** Opening Record excerpts block **

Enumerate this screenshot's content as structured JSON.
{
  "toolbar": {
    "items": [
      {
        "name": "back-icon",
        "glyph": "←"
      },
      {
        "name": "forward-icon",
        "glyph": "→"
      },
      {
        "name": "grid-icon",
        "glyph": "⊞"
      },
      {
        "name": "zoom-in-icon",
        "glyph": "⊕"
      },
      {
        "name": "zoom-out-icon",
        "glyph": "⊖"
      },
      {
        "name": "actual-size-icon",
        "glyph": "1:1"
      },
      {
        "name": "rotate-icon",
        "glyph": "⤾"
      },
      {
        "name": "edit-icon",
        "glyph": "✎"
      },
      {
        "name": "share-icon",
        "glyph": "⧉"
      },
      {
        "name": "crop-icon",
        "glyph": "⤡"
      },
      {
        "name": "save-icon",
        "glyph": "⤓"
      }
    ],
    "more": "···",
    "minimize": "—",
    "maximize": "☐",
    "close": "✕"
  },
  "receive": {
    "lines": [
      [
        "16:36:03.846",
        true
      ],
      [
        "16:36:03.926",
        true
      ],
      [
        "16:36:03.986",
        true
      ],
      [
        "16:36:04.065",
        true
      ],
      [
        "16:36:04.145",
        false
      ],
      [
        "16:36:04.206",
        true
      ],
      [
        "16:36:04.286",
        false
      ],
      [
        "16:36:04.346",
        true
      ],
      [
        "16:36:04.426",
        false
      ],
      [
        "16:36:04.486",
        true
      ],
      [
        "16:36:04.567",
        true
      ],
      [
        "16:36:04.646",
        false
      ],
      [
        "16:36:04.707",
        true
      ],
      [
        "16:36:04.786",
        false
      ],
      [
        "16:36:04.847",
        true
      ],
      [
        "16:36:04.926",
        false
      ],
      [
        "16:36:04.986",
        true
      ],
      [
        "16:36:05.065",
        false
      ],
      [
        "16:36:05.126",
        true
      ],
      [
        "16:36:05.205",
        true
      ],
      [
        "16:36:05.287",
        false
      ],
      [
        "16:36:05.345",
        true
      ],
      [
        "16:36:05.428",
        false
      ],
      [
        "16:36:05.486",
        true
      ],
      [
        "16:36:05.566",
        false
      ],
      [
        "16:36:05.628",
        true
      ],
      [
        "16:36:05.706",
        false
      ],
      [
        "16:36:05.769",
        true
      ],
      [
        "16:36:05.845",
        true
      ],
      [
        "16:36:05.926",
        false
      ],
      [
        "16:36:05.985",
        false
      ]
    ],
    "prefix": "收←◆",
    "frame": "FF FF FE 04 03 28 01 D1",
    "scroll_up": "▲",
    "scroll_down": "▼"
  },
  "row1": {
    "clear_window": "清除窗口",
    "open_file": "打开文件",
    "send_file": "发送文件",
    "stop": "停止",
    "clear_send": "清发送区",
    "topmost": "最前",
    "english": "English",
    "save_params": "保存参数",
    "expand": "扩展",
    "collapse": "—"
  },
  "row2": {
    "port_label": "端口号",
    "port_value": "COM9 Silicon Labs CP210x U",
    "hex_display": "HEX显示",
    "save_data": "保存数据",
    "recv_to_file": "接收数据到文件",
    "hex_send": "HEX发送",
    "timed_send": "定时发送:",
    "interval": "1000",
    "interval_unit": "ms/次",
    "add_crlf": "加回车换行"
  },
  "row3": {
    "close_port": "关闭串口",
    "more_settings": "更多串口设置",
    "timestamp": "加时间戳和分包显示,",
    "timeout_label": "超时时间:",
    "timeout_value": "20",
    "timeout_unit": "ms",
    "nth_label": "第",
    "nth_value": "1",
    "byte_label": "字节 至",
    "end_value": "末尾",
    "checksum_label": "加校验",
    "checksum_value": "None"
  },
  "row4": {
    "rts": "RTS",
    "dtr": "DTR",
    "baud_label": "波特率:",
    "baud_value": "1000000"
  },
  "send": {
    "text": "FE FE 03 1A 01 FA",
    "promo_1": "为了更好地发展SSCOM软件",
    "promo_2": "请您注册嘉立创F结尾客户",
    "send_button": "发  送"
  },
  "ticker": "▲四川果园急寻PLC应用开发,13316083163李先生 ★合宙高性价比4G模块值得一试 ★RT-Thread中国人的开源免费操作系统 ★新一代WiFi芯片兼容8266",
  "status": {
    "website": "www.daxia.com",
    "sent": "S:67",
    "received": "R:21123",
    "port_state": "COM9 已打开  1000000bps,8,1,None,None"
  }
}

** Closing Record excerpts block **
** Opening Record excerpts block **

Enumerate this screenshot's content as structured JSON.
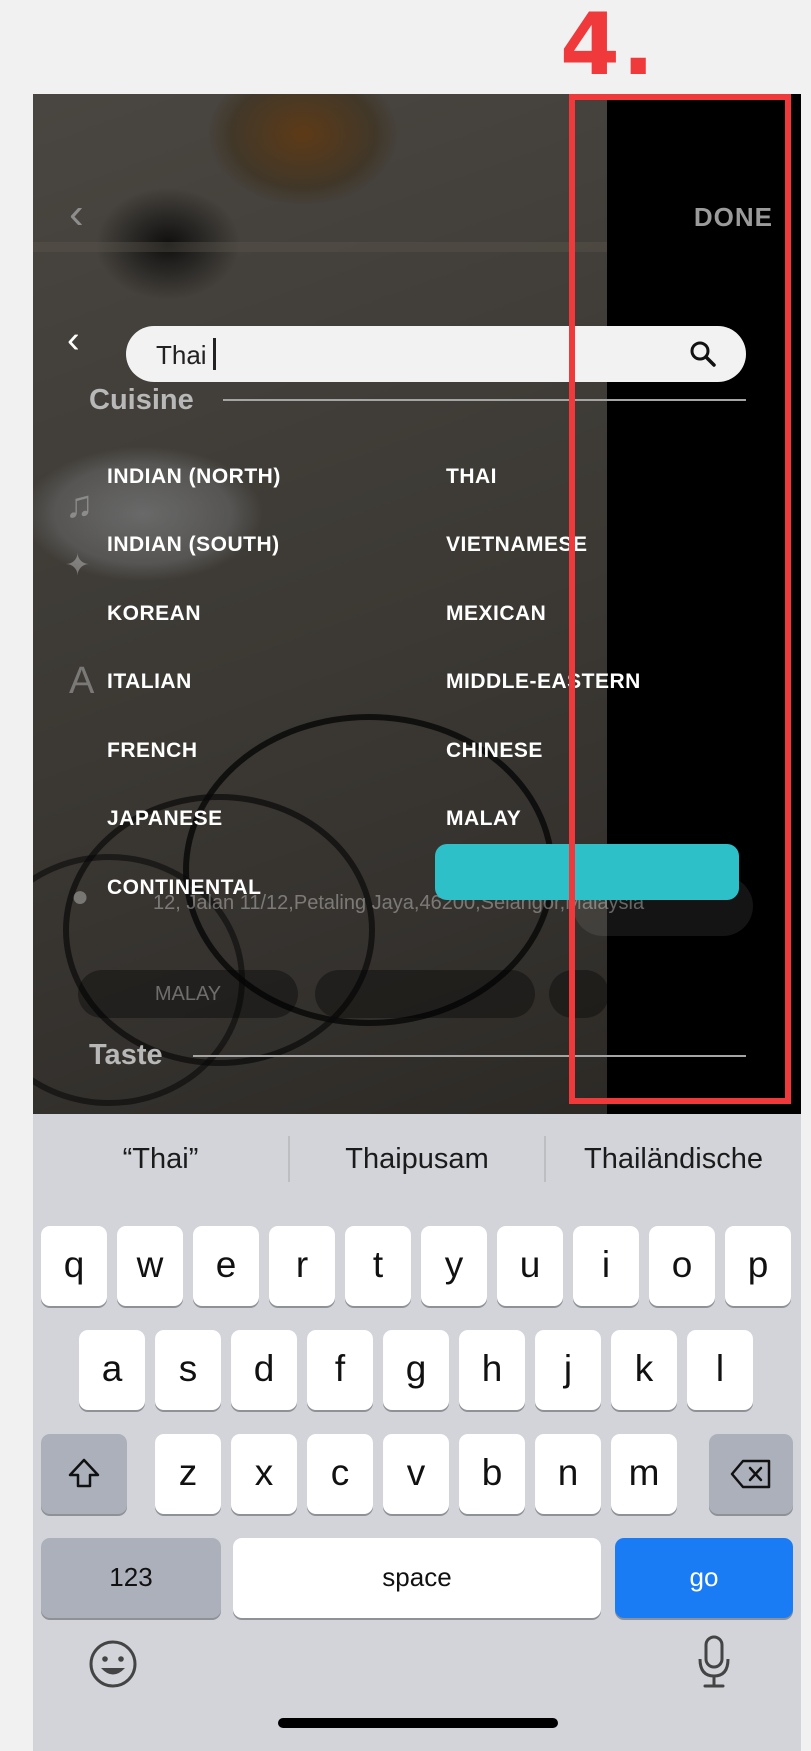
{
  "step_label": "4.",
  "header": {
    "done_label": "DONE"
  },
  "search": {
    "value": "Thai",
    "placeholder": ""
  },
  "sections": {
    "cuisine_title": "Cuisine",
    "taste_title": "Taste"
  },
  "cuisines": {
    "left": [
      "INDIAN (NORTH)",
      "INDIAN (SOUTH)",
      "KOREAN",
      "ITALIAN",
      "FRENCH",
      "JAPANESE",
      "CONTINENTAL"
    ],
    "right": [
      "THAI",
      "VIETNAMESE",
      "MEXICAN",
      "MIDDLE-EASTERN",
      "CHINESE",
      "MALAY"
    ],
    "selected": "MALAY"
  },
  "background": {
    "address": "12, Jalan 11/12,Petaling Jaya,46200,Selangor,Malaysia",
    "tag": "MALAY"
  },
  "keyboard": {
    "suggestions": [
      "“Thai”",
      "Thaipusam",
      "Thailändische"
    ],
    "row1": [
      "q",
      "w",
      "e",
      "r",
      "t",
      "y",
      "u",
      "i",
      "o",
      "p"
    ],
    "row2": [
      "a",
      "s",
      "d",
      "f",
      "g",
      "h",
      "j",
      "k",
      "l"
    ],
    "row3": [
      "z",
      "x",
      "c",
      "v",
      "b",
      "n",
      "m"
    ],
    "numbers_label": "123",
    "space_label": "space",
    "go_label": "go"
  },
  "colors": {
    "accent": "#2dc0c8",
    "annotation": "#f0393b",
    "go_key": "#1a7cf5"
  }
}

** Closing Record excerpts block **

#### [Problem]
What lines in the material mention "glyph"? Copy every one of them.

#### [Reply to the exercise]
        "glyph": "←"
        "glyph": "→"
        "glyph": "⊞"
        "glyph": "⊕"
        "glyph": "⊖"
        "glyph": "1:1"
        "glyph": "⤾"
        "glyph": "✎"
        "glyph": "⧉"
        "glyph": "⤡"
        "glyph": "⤓"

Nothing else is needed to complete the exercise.